U.S. FDA Grants Priority Review for Kite’s KTE-X19 Biologics License Application (BLA) in Relapsed or Refractory Mantle Cell Lymphoma
SANTA MONICA, Calif.--(BUSINESS WIRE)--Feb. 10, 2020 -- Kite, a Gilead Company (Nasdaq: GILD), today announced that the U.S. Food and Drug Administration (FDA) has accepted the Biologics License Application (BLA) and granted Priority Review designation for KTE-X19, an investigational chimeric antigen receptor (CAR) T cell therapy for the treatment of adult patients with relapsed or refractory mantle cell lymphoma (MCL).
The BLA is supported by data from the single arm, open-label, Phase 2 ZUMA-2 trial, which showed that 93 percent of patients responded to a single infusion of KTE-X19, including 67 percent of patients achieving a complete response, as assessed by an Independent Radiologic Review Committee (IRRC; median follow-up of 12.3 months). In the safety analysis, Grade 3 or higher cytokine release syndrome (CRS) and neurologic events were seen in 15 percent and 31 percent of patients, respectively. No Grade 5 CRS or neurologic events occurred. Detailed findings from this trial were recently presented during an oral session at the 61st American Society of Hematology (ASH) Annual Meeting & Exposition in Orlando.
“Despite recent advances, patients with relapsed/refractory mantle cell lymphoma currently face a significant lack of effective treatment options once their disease no longer responds to currently available therapy,” said Ken Takeshita, MD, Kite’s Global Head of Clinical Development. “Based on the encouraging results for KTE-X19, we are eager to continue discussions with the FDA on how to bring this innovative treatment to these patients who may benefit from CAR T therapy.”
The Prescription Drug User Fee Act (PDUFA), or target action date, is August 10, 2020. The European Medicines Agency (EMA) recently validated the Marketing Authorization Application for KTE-X19 in the European Union. KTE-X19 has been granted Breakthrough Therapy Designation (BTD) by the FDA and Priority Medicines (PRIME) designation by the EMA for relapsed or refractory MCL.
KTE-X19 is investigational and not yet approved in any country globally. Its efficacy and safety have not been established. A final decision by the FDA is anticipated by August. More information about clinical trials with KTE-X19 is available at www.clinicaltrials.gov.
MCL is a rare form of non-Hodgkin lymphoma (NHL) that arises from cells originating in the “mantle zone” of the lymph node and typically affects men over the age of 60.
ZUMA-2 is a single-arm, multicenter, open-label Phase 2 study involving 74 enrolled/leukapheresed adult patients (≥18 years old) with MCL whose disease is refractory to or has relapsed following up to five prior lines of therapy, including anthracycline or bendamustine-containing chemotherapy, anti-CD20 monoclonal antibody therapy and the BTK inhibitors ibrutinib or acalabrutinib.

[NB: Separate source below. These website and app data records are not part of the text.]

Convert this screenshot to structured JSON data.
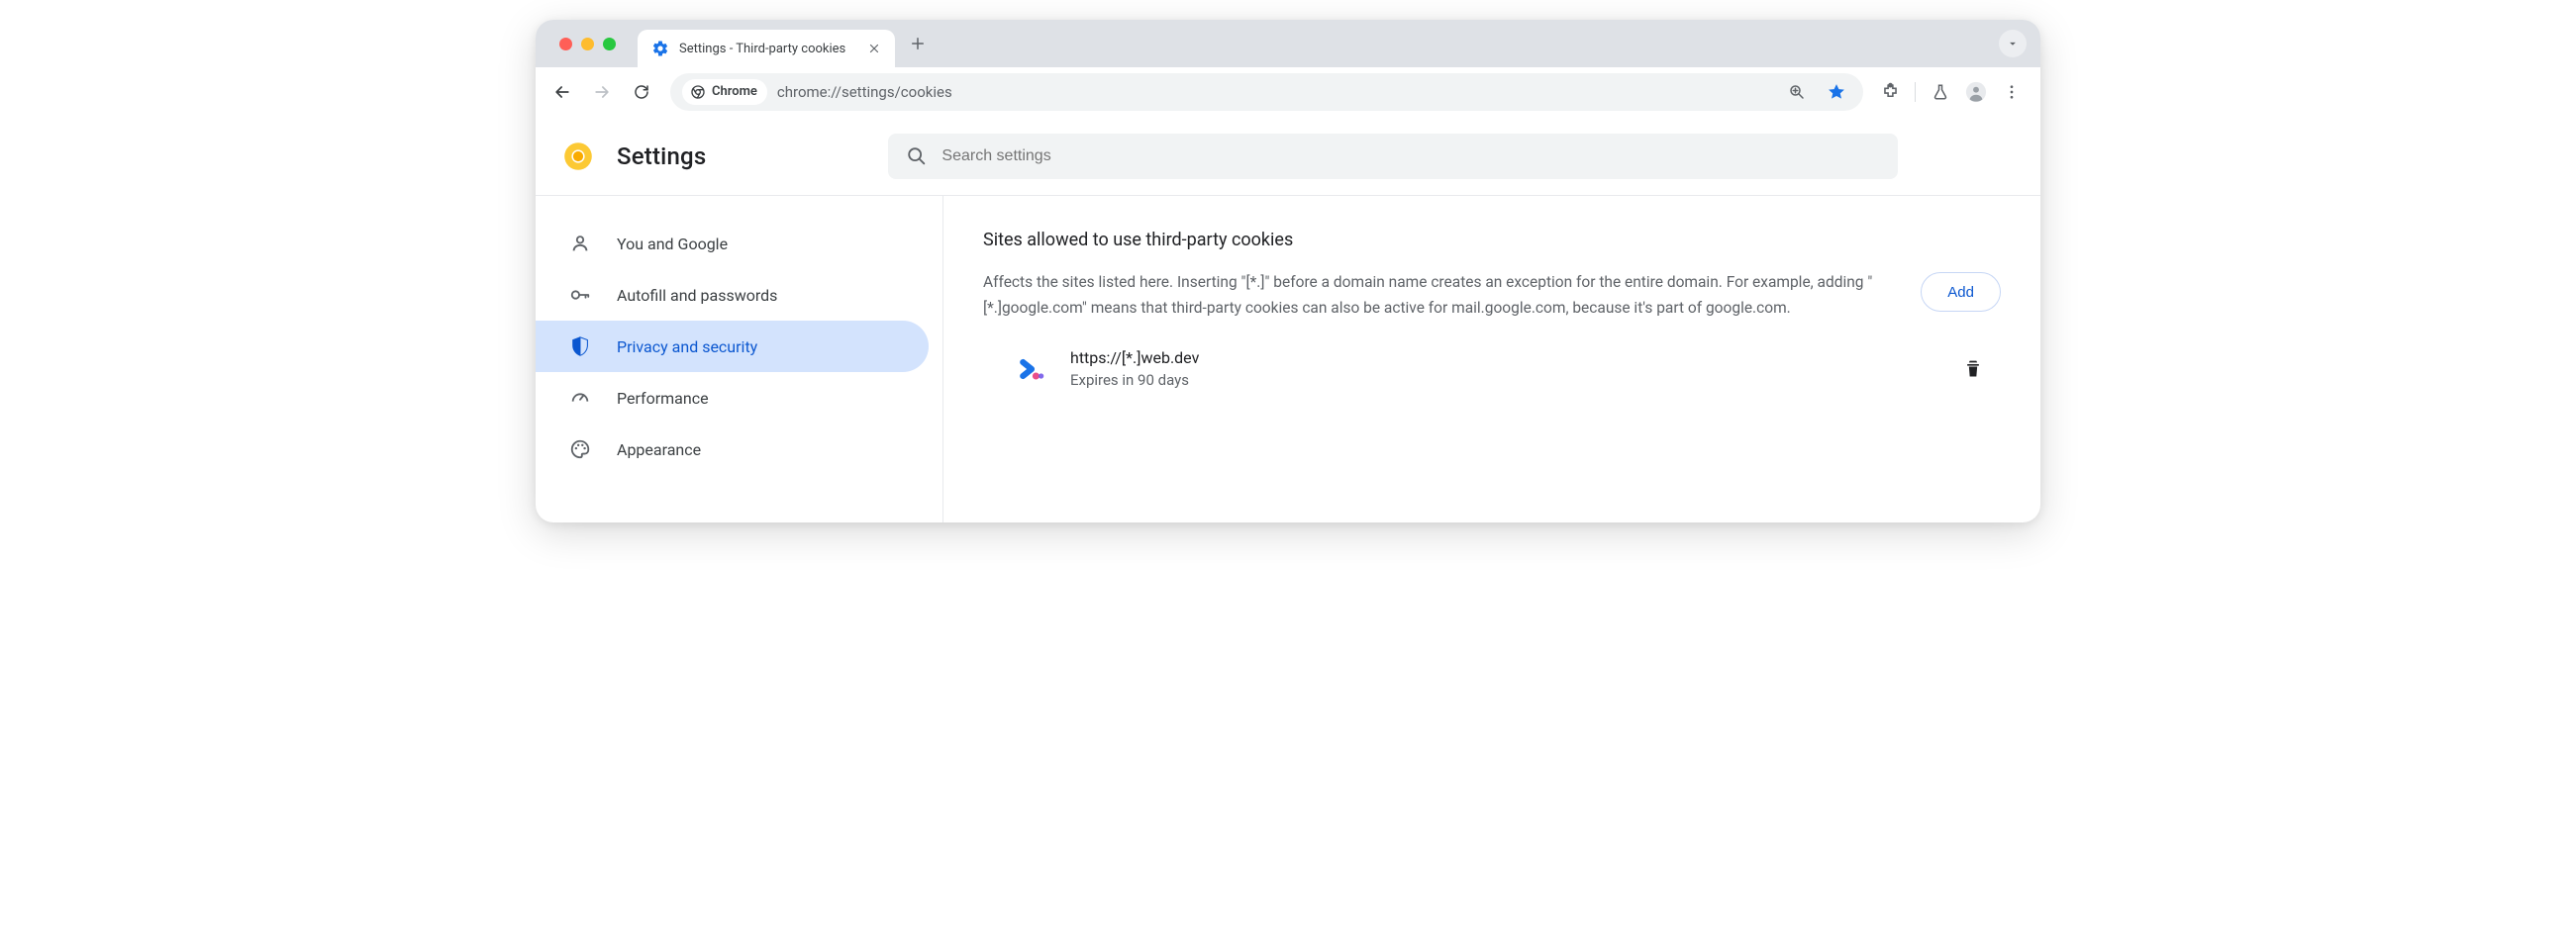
{
  "browser": {
    "tab_title": "Settings - Third-party cookies",
    "url": "chrome://settings/cookies",
    "site_chip_label": "Chrome"
  },
  "header": {
    "app_title": "Settings",
    "search_placeholder": "Search settings"
  },
  "sidebar": {
    "items": [
      {
        "label": "You and Google"
      },
      {
        "label": "Autofill and passwords"
      },
      {
        "label": "Privacy and security"
      },
      {
        "label": "Performance"
      },
      {
        "label": "Appearance"
      }
    ],
    "active_index": 2
  },
  "main": {
    "section_title": "Sites allowed to use third-party cookies",
    "section_desc": "Affects the sites listed here. Inserting \"[*.]\" before a domain name creates an exception for the entire domain. For example, adding \"[*.]google.com\" means that third-party cookies can also be active for mail.google.com, because it's part of google.com.",
    "add_label": "Add",
    "site": {
      "url": "https://[*.]web.dev",
      "expiry": "Expires in 90 days"
    }
  }
}
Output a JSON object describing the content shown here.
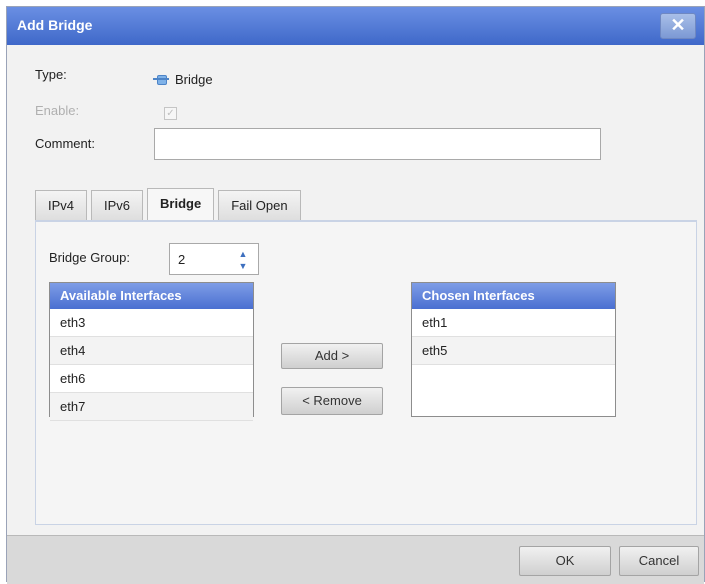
{
  "dialog": {
    "title": "Add Bridge",
    "close_label": "✕"
  },
  "form": {
    "type_label": "Type:",
    "type_value": "Bridge",
    "enable_label": "Enable:",
    "comment_label": "Comment:",
    "comment_value": ""
  },
  "tabs": [
    {
      "label": "IPv4",
      "active": false
    },
    {
      "label": "IPv6",
      "active": false
    },
    {
      "label": "Bridge",
      "active": true
    },
    {
      "label": "Fail Open",
      "active": false
    }
  ],
  "bridge": {
    "group_label": "Bridge Group:",
    "group_value": "2",
    "available_header": "Available Interfaces",
    "available": [
      "eth3",
      "eth4",
      "eth6",
      "eth7"
    ],
    "chosen_header": "Chosen Interfaces",
    "chosen": [
      "eth1",
      "eth5"
    ],
    "add_label": "Add >",
    "remove_label": "< Remove"
  },
  "footer": {
    "ok_label": "OK",
    "cancel_label": "Cancel"
  }
}
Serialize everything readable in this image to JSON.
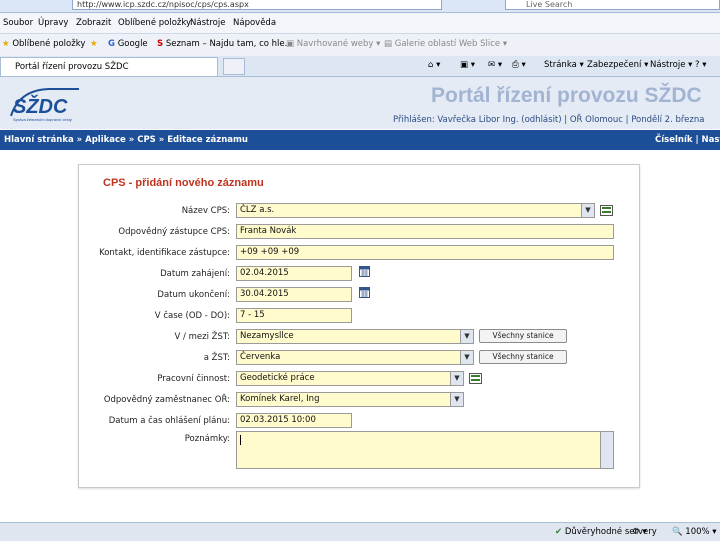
{
  "browser": {
    "url": "http://www.icp.szdc.cz/npisoc/cps/cps.aspx",
    "search_placeholder": "Live Search",
    "menu": [
      "Soubor",
      "Úpravy",
      "Zobrazit",
      "Oblíbené položky",
      "Nástroje",
      "Nápověda"
    ],
    "favorites": {
      "favorites_button": "Oblíbené položky",
      "google": "Google",
      "seznam": "Seznam – Najdu tam, co hle...",
      "suggested_sites": "Navrhované weby",
      "web_slice": "Galerie oblastí Web Slice"
    },
    "tab_title": "Portál řízení provozu SŽDC",
    "commands": [
      "Stránka",
      "Zabezpečení",
      "Nástroje"
    ],
    "status": "Důvěryhodné servery",
    "zoom": "100%"
  },
  "header": {
    "logo_text": "SŽDC",
    "logo_subtitle": "Správa železniční dopravní cesty",
    "portal_title": "Portál řízení provozu SŽDC",
    "user_line": "Přihlášen: Vavřečka Libor Ing. (odhlásit) | OŘ Olomouc | Pondělí 2. března"
  },
  "nav": {
    "breadcrumb": "Hlavní stránka » Aplikace » CPS » Editace záznamu",
    "right": "Číselník | Nast"
  },
  "form": {
    "title": "CPS - přidání nového záznamu",
    "fields": {
      "nazev_cps": {
        "label": "Název CPS:",
        "value": "ČLZ a.s."
      },
      "zastupce": {
        "label": "Odpovědný zástupce CPS:",
        "value": "Franta Novák"
      },
      "kontakt": {
        "label": "Kontakt, identifikace zástupce:",
        "value": "+09 +09 +09"
      },
      "datum_zahajeni": {
        "label": "Datum zahájení:",
        "value": "02.04.2015"
      },
      "datum_ukonceni": {
        "label": "Datum ukončení:",
        "value": "30.04.2015"
      },
      "cas": {
        "label": "V čase (OD - DO):",
        "value": "7 - 15"
      },
      "v_mezi_zst": {
        "label": "V / mezi ŽST:",
        "value": "Nezamysllce"
      },
      "a_zst": {
        "label": "a ŽST:",
        "value": "Červenka"
      },
      "pracovni_cinnost": {
        "label": "Pracovní činnost:",
        "value": "Geodetické práce"
      },
      "zamestnanec": {
        "label": "Odpovědný zaměstnanec OŘ:",
        "value": "Komínek Karel, Ing"
      },
      "datum_ohlaseni": {
        "label": "Datum a čas ohlášení plánu:",
        "value": "02.03.2015 10:00"
      },
      "poznamky": {
        "label": "Poznámky:",
        "value": ""
      }
    },
    "btn_all_stations": "Všechny stanice"
  },
  "colors": {
    "nav_bg": "#1d4e98",
    "title_red": "#c0331f",
    "input_yellow": "#fffbcc",
    "header_bg": "#e4ebf5"
  }
}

The objectives of the study are to evaluate the efficacy (60 patients) and safety (68 patients) after a single infusion of KTE-X19 in this patient population. The primary endpoint for the study is objective response rate (ORR). ORR in this trial is defined as the combined rate of complete responses and partial responses as assessed by an IRRC.
Secondary endpoints include duration of response, progression-free survival, overall survival, incidence of adverse events, incidence of anti-CD19 CAR antibodies, levels of anti-CD19 CAR T cells in blood, levels of cytokines in serum, and changes over time in the EQ-5D scale score and visual analogue scale score. The study is ongoing.
KTE-X19 is an investigational, autologous, anti-CD19 CAR T cell therapy. KTE-X19 uses the XLP™ manufacturing process that includes T-cell selection and lymphocyte enrichment. Lymphocyte enrichment is a necessary step in certain B-cell malignancies in which circulating lymphoblasts are a common feature. KTE-X19 is currently in Phase 1/2 trials in acute lymphoblastic leukemia (ALL), mantle cell lymphoma (MCL) and chronic lymphocytic leukemia (CLL). (Article from : www.drugs.com)